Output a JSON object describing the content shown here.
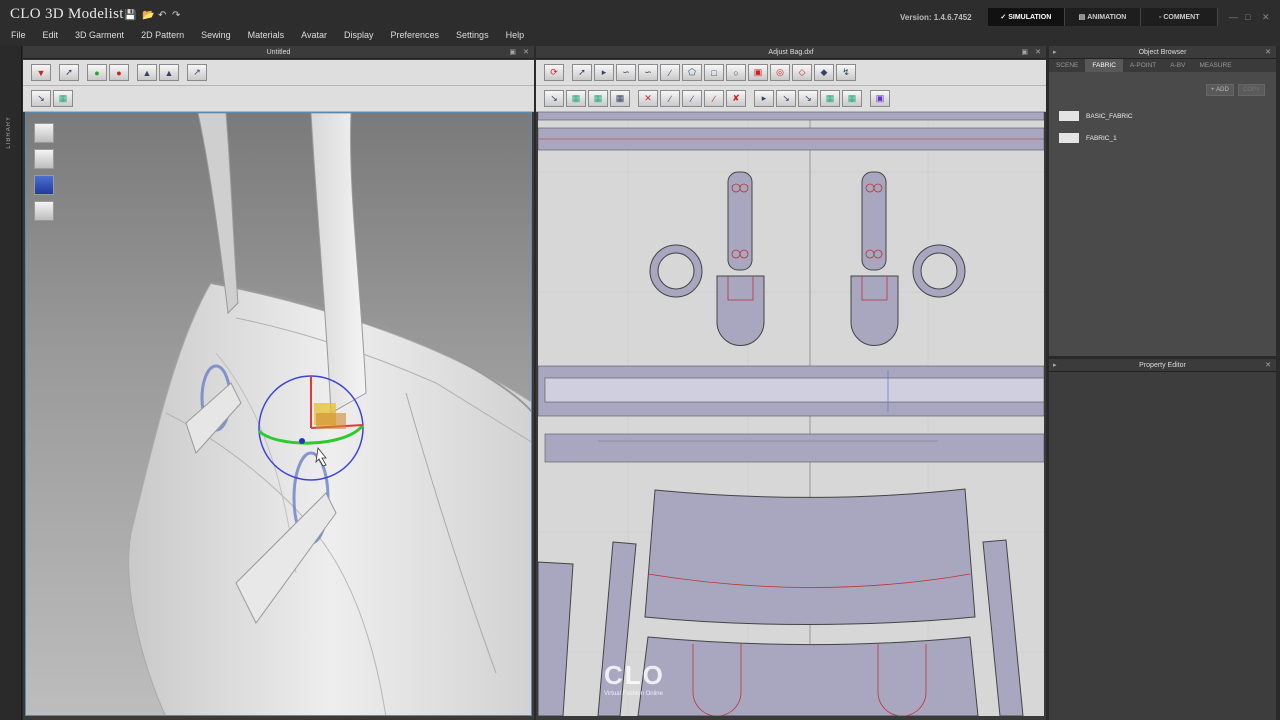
{
  "app": {
    "logo_mark": "CLO",
    "title": "3D Modelist",
    "version": "Version:   1.4.6.7452"
  },
  "modes": [
    "SIMULATION",
    "ANIMATION",
    "COMMENT"
  ],
  "menu": [
    "File",
    "Edit",
    "3D Garment",
    "2D Pattern",
    "Sewing",
    "Materials",
    "Avatar",
    "Display",
    "Preferences",
    "Settings",
    "Help"
  ],
  "library_label": "LIBRARY",
  "panels": {
    "view3d_title": "Untitled",
    "view2d_title": "Adjust Bag.dxf",
    "object_browser_title": "Object Browser",
    "property_editor_title": "Property Editor"
  },
  "object_browser": {
    "tabs": [
      "SCENE",
      "FABRIC",
      "A-POINT",
      "A-BV",
      "MEASURE"
    ],
    "active_tab": "FABRIC",
    "add_label": "ADD",
    "copy_label": "COPY",
    "fabrics": [
      "BASIC_FABRIC",
      "FABRIC_1"
    ]
  },
  "watermark": {
    "brand": "CLO",
    "tagline": "Virtual Fashion Online"
  },
  "colors": {
    "accent": "#2e5d8a",
    "pattern_fill": "#a9a6c0",
    "viewport_border": "#5a8ab0"
  }
}
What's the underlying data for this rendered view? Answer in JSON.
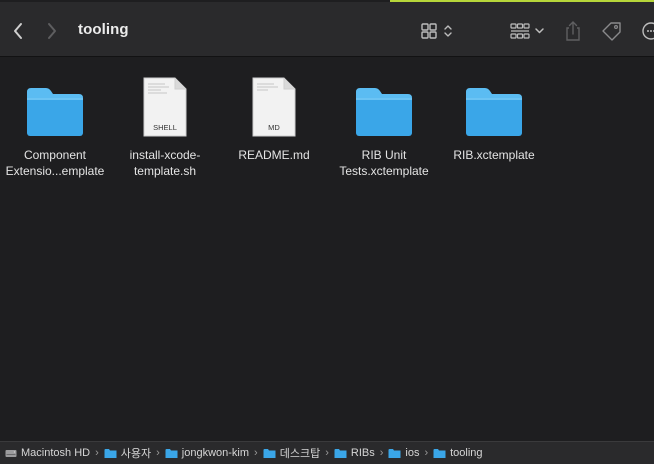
{
  "window": {
    "title": "tooling"
  },
  "toolbar": {
    "back_icon": "chevron-left-icon",
    "forward_icon": "chevron-right-icon",
    "view_icon": "icon-grid-view-icon",
    "group_icon": "group-by-icon",
    "share_icon": "share-icon",
    "tag_icon": "tag-icon",
    "more_icon": "more-icon"
  },
  "files": [
    {
      "name": "Component\nExtensio...emplate",
      "kind": "folder"
    },
    {
      "name": "install-xcode-\ntemplate.sh",
      "kind": "document",
      "badge": "SHELL"
    },
    {
      "name": "README.md",
      "kind": "document",
      "badge": "MD"
    },
    {
      "name": "RIB Unit\nTests.xctemplate",
      "kind": "folder"
    },
    {
      "name": "RIB.xctemplate",
      "kind": "folder"
    }
  ],
  "pathbar": {
    "crumbs": [
      "Macintosh HD",
      "사용자",
      "jongkwon-kim",
      "데스크탑",
      "RIBs",
      "ios",
      "tooling"
    ]
  },
  "colors": {
    "folder": "#3aa6e8",
    "folder_tab": "#5bbcf2",
    "accent": "#b6d63a"
  }
}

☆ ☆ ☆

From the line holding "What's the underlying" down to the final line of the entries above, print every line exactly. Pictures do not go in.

Worked solution:
What's the underlying data for this rendered view? Answer in JSON.
{
  "window": {
    "title": "tooling"
  },
  "toolbar": {
    "back_icon": "chevron-left-icon",
    "forward_icon": "chevron-right-icon",
    "view_icon": "icon-grid-view-icon",
    "group_icon": "group-by-icon",
    "share_icon": "share-icon",
    "tag_icon": "tag-icon",
    "more_icon": "more-icon"
  },
  "files": [
    {
      "name": "Component\nExtensio...emplate",
      "kind": "folder"
    },
    {
      "name": "install-xcode-\ntemplate.sh",
      "kind": "document",
      "badge": "SHELL"
    },
    {
      "name": "README.md",
      "kind": "document",
      "badge": "MD"
    },
    {
      "name": "RIB Unit\nTests.xctemplate",
      "kind": "folder"
    },
    {
      "name": "RIB.xctemplate",
      "kind": "folder"
    }
  ],
  "pathbar": {
    "crumbs": [
      "Macintosh HD",
      "사용자",
      "jongkwon-kim",
      "데스크탑",
      "RIBs",
      "ios",
      "tooling"
    ]
  },
  "colors": {
    "folder": "#3aa6e8",
    "folder_tab": "#5bbcf2",
    "accent": "#b6d63a"
  }
}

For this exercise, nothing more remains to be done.